Start of GIVEN DATA

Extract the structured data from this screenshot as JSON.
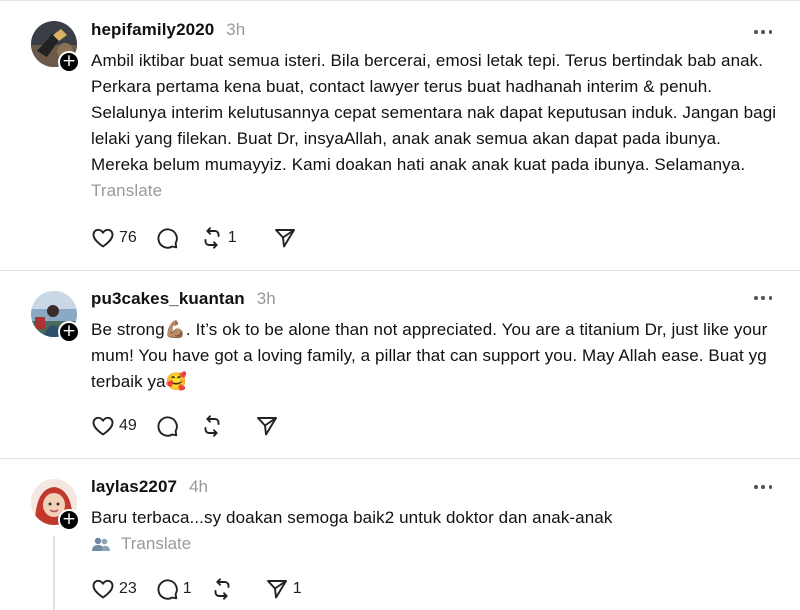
{
  "posts": [
    {
      "username": "hepifamily2020",
      "time": "3h",
      "text": "Ambil iktibar buat semua isteri. Bila bercerai, emosi letak tepi. Terus bertindak bab anak. Perkara pertama kena buat, contact lawyer terus buat hadhanah interim & penuh. Selalunya interim kelutusannya cepat sementara nak dapat keputusan induk. Jangan bagi lelaki yang filekan. Buat Dr, insyaAllah, anak anak semua akan dapat pada ibunya. Mereka belum mumayyiz. Kami doakan hati anak anak kuat pada ibunya. Selamanya.",
      "translate": "Translate",
      "likes": "76",
      "replies": "",
      "reposts": "1",
      "shares": ""
    },
    {
      "username": "pu3cakes_kuantan",
      "time": "3h",
      "text": "Be strong💪🏽. It’s ok to be alone than not appreciated. You are a titanium Dr, just like your mum! You have got a loving family, a pillar that can support you. May Allah ease. Buat yg terbaik ya🥰",
      "likes": "49",
      "replies": "",
      "reposts": "",
      "shares": ""
    },
    {
      "username": "laylas2207",
      "time": "4h",
      "text": "Baru terbaca...sy doakan semoga baik2 untuk doktor dan anak-anak",
      "translate": "Translate",
      "likes": "23",
      "replies": "1",
      "reposts": "",
      "shares": "1"
    }
  ],
  "icons": {
    "like": "heart-icon",
    "reply": "comment-icon",
    "repost": "repost-icon",
    "share": "send-icon",
    "more": "more-horizontal-icon",
    "follow": "plus-icon",
    "translate": "people-icon"
  },
  "colors": {
    "text": "#111111",
    "muted": "#999999",
    "separator": "#e3e3e3"
  }
}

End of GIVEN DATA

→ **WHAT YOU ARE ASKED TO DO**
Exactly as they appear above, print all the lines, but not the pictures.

→ **TASK ANSWER**
Extract the structured data from this screenshot as JSON.
{
  "posts": [
    {
      "username": "hepifamily2020",
      "time": "3h",
      "text": "Ambil iktibar buat semua isteri. Bila bercerai, emosi letak tepi. Terus bertindak bab anak. Perkara pertama kena buat, contact lawyer terus buat hadhanah interim & penuh. Selalunya interim kelutusannya cepat sementara nak dapat keputusan induk. Jangan bagi lelaki yang filekan. Buat Dr, insyaAllah, anak anak semua akan dapat pada ibunya. Mereka belum mumayyiz. Kami doakan hati anak anak kuat pada ibunya. Selamanya.",
      "translate": "Translate",
      "likes": "76",
      "replies": "",
      "reposts": "1",
      "shares": ""
    },
    {
      "username": "pu3cakes_kuantan",
      "time": "3h",
      "text": "Be strong💪🏽. It’s ok to be alone than not appreciated. You are a titanium Dr, just like your mum! You have got a loving family, a pillar that can support you. May Allah ease. Buat yg terbaik ya🥰",
      "likes": "49",
      "replies": "",
      "reposts": "",
      "shares": ""
    },
    {
      "username": "laylas2207",
      "time": "4h",
      "text": "Baru terbaca...sy doakan semoga baik2 untuk doktor dan anak-anak",
      "translate": "Translate",
      "likes": "23",
      "replies": "1",
      "reposts": "",
      "shares": "1"
    }
  ],
  "icons": {
    "like": "heart-icon",
    "reply": "comment-icon",
    "repost": "repost-icon",
    "share": "send-icon",
    "more": "more-horizontal-icon",
    "follow": "plus-icon",
    "translate": "people-icon"
  },
  "colors": {
    "text": "#111111",
    "muted": "#999999",
    "separator": "#e3e3e3"
  }
}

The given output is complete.